* [WHAT THIS TASK INVOLVES]: Each entry is to be retyped exactly as it stands.

* [RECORDS]:

----------------

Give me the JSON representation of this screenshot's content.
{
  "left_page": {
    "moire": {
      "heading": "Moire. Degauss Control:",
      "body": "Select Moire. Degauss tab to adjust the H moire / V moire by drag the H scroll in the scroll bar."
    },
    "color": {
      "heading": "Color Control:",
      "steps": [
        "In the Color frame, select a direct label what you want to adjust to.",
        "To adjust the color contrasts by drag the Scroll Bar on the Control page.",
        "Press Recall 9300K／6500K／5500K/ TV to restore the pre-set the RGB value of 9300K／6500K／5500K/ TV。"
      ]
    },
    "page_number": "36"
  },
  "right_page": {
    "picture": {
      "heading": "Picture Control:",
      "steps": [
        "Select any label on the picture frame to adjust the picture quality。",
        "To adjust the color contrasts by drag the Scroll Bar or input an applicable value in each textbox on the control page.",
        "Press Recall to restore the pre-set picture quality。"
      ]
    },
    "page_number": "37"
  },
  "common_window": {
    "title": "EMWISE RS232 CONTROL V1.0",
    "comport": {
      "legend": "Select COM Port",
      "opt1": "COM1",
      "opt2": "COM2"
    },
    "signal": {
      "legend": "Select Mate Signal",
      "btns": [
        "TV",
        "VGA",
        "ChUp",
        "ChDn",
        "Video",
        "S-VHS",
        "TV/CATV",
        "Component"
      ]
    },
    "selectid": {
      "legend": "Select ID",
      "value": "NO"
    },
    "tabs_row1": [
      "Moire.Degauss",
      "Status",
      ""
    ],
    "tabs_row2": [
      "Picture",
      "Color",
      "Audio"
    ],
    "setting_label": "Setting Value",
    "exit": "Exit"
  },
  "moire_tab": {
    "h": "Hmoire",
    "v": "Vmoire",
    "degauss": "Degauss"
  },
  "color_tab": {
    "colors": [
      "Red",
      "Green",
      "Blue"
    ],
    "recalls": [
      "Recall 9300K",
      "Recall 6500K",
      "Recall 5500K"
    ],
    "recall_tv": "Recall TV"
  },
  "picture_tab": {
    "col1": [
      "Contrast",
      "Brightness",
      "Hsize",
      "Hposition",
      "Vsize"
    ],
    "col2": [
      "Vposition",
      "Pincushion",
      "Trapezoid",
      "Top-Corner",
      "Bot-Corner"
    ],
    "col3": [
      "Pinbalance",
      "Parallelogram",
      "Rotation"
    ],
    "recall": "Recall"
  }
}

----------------

* [ANSWER BELOW]:
Give me the JSON representation of this screenshot's content.
{
  "left_page": {
    "moire": {
      "heading": "Moire. Degauss Control:",
      "body": "Select Moire. Degauss tab to adjust the H moire / V moire by drag the H scroll in the scroll bar."
    },
    "color": {
      "heading": "Color Control:",
      "steps": [
        "In the Color frame, select a direct label what you want to adjust to.",
        "To adjust the color contrasts by drag the Scroll Bar on the Control page.",
        "Press Recall 9300K／6500K／5500K/ TV to restore the pre-set the RGB value of 9300K／6500K／5500K/ TV。"
      ]
    },
    "page_number": "36"
  },
  "right_page": {
    "picture": {
      "heading": "Picture Control:",
      "steps": [
        "Select any label on the picture frame to adjust the picture quality。",
        "To adjust the color contrasts by drag the Scroll Bar or input an applicable value in each textbox on the control page.",
        "Press Recall to restore the pre-set picture quality。"
      ]
    },
    "page_number": "37"
  },
  "common_window": {
    "title": "EMWISE RS232 CONTROL V1.0",
    "comport": {
      "legend": "Select COM Port",
      "opt1": "COM1",
      "opt2": "COM2"
    },
    "signal": {
      "legend": "Select Mate Signal",
      "btns": [
        "TV",
        "VGA",
        "ChUp",
        "ChDn",
        "Video",
        "S-VHS",
        "TV/CATV",
        "Component"
      ]
    },
    "selectid": {
      "legend": "Select ID",
      "value": "NO"
    },
    "tabs_row1": [
      "Moire.Degauss",
      "Status",
      ""
    ],
    "tabs_row2": [
      "Picture",
      "Color",
      "Audio"
    ],
    "setting_label": "Setting Value",
    "exit": "Exit"
  },
  "moire_tab": {
    "h": "Hmoire",
    "v": "Vmoire",
    "degauss": "Degauss"
  },
  "color_tab": {
    "colors": [
      "Red",
      "Green",
      "Blue"
    ],
    "recalls": [
      "Recall 9300K",
      "Recall 6500K",
      "Recall 5500K"
    ],
    "recall_tv": "Recall TV"
  },
  "picture_tab": {
    "col1": [
      "Contrast",
      "Brightness",
      "Hsize",
      "Hposition",
      "Vsize"
    ],
    "col2": [
      "Vposition",
      "Pincushion",
      "Trapezoid",
      "Top-Corner",
      "Bot-Corner"
    ],
    "col3": [
      "Pinbalance",
      "Parallelogram",
      "Rotation"
    ],
    "recall": "Recall"
  }
}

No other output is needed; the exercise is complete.